The City of Devi, By Manil Suri


Click to follow
The Independent Culture

What would you do and whom would you save if the city in which you lived was to be obliterated in four days? This is the conundrum facing Sarita and the other characters in Manil Suri's new novel, set in a futuristic Mumbai on the brink of nuclear annihilation. The question of whether they can save themselves – or will be saved by the goddess of the title – creates tension throughout.

Mumbai or Bombay is the central character in all Suri's three novels. The Death of Vishnu and The Age of Shiva focused on the present and past of the city. Setting his new novel in a hypothetical future paradoxically succeeds in shedding insight on present-day Mumbai. Suri is also a professor of mathematics in the US. His new book crafts an acutely drawn love triangle, as well as showing characters grappling with a problem far harder to solve than any equation.

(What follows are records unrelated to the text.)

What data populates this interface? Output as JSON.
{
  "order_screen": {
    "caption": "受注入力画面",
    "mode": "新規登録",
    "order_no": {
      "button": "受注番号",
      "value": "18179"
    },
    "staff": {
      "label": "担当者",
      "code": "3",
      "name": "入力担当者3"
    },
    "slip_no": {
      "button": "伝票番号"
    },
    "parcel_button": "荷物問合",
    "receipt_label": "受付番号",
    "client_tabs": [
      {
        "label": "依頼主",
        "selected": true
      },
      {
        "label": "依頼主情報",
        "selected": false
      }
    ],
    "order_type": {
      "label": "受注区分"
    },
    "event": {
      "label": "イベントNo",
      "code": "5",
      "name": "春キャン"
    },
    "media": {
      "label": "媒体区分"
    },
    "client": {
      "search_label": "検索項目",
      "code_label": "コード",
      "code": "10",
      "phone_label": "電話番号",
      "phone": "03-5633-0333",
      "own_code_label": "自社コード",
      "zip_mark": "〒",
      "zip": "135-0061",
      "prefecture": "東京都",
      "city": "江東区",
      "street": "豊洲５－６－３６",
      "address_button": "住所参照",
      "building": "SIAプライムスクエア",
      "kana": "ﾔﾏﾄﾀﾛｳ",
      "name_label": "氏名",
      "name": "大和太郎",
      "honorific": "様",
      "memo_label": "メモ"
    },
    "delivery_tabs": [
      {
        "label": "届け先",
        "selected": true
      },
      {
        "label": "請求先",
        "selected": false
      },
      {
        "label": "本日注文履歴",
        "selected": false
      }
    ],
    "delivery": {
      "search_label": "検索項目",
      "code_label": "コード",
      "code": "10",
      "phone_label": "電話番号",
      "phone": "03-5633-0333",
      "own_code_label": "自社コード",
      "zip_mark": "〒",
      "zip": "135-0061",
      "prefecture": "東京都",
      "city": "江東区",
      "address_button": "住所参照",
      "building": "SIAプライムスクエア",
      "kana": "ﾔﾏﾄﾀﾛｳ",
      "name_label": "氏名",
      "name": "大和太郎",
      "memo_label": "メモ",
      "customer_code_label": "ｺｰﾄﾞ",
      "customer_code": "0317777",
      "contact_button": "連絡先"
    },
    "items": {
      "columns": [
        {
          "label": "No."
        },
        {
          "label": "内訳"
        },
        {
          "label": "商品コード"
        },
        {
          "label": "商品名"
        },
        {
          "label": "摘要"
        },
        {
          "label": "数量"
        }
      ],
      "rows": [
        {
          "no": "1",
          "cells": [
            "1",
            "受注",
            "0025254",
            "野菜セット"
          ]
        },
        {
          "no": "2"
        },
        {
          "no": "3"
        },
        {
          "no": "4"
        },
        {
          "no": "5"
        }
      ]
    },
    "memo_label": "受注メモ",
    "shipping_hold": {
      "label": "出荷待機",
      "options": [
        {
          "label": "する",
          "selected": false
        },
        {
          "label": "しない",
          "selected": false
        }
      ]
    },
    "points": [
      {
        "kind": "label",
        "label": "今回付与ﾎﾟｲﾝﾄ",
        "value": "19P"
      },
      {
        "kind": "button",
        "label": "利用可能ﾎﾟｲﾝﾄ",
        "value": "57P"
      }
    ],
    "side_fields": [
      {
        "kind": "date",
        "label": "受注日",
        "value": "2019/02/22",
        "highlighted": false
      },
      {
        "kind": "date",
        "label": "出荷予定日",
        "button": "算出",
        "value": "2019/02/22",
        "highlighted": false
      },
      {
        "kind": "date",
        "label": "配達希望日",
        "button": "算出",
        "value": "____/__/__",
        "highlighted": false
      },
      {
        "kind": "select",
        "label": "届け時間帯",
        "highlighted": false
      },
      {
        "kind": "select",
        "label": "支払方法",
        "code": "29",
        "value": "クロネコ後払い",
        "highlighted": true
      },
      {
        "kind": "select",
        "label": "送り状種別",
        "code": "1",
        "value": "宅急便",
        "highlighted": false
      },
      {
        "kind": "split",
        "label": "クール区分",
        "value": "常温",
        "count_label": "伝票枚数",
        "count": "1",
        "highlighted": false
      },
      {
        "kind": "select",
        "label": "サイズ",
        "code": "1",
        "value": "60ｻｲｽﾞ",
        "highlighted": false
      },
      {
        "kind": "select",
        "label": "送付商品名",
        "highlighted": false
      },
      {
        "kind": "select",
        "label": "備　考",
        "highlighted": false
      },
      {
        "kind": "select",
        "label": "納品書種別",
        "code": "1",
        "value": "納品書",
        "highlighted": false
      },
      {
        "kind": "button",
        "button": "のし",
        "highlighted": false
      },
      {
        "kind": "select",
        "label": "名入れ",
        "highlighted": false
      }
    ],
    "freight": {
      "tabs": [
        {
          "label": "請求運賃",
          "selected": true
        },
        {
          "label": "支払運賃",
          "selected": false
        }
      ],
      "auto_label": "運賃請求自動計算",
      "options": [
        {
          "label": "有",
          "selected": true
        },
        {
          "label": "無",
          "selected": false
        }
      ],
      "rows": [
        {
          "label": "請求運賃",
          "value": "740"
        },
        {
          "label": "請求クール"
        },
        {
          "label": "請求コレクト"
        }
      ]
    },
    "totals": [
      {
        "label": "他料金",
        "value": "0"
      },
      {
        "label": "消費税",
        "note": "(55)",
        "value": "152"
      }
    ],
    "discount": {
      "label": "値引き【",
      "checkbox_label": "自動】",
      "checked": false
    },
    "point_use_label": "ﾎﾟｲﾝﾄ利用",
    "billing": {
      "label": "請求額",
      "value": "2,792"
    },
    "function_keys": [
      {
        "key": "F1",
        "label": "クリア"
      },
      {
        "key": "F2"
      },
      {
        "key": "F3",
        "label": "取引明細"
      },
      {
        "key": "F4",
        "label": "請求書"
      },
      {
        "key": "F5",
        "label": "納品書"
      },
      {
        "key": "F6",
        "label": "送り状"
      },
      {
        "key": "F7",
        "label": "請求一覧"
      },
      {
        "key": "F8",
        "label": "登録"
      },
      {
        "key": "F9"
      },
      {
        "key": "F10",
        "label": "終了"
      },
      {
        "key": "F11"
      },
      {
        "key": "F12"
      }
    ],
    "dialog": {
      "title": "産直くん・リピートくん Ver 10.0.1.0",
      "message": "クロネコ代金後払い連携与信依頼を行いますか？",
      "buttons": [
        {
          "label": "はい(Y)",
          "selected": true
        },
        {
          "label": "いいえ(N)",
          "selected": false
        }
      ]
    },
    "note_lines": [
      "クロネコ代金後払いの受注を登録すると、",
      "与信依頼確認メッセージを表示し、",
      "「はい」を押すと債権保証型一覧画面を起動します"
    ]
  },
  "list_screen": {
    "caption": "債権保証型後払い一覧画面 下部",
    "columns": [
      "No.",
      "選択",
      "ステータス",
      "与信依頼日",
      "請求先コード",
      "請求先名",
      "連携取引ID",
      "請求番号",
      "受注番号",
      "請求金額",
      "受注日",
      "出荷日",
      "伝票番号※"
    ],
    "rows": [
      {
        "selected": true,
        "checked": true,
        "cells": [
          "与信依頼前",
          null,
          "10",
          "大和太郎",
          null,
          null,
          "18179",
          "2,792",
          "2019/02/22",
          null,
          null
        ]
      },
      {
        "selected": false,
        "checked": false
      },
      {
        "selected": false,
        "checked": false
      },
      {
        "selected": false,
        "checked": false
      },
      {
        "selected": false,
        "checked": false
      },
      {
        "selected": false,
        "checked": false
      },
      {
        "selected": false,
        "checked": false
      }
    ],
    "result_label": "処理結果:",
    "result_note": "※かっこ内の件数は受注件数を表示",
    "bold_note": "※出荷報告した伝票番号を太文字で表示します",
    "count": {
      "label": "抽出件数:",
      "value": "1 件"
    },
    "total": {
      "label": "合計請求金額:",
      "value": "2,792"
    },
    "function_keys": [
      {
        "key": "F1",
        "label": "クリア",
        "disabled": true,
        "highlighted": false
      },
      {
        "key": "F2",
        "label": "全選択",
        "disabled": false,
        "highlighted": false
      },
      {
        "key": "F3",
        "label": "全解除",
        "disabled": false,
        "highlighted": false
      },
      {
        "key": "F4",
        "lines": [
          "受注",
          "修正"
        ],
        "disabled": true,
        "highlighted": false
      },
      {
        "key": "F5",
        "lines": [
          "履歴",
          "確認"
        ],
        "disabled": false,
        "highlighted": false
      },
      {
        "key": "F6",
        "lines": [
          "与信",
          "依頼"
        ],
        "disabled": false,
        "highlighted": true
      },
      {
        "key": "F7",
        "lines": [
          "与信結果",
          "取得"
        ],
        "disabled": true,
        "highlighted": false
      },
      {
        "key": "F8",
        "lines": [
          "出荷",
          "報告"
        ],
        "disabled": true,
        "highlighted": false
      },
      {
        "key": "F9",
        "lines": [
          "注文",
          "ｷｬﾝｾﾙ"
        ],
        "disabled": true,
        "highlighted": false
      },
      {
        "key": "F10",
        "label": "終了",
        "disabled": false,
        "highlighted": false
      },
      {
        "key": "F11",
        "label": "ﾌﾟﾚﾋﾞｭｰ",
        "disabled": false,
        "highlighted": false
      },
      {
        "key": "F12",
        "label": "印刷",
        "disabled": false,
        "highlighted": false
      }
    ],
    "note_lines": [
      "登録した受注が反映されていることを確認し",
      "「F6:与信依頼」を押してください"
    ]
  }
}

Sarita is intent on buying what appears to be the last pomegranate in the city. Four days before the bomb that is supposed to obliterate Mumbai, she finds herself in the ruins of Crawford Market haggling with the lone remaining fruit seller. Around her are shops gutted in the previous night's air raid or terrorist bomb. Smoke billows out of buildings. Gangs of Hindu and Muslim thugs prowl the streets. Sarita must acknowledge that "the city, as I knew and loved it, is gone".

Suri draws out the emotional attachment to place and to people, and the sense of devastation that loss brings. Sarita is desperate to be reunited with her physicist husband Karun, mysteriously missing for more than a fortnight. Suri's trademark mixing of humour with the most serious of issues –politics, religion, sex – is sustained throughout the well-paced narrative.

Sarita's life becomes intertwined with that of the memorable Jaz, "The Jazter": a gay Muslim, also searching for his lover in the chaos. Both he and Sarita are drawn to Devi maa, the goddess who has apparently appeared to save the city. This vividly imagined book about personal and national destruction – and the possibilities of salvation – lingers long after the final page, showing how it is loss that teaches the value of what is most loved.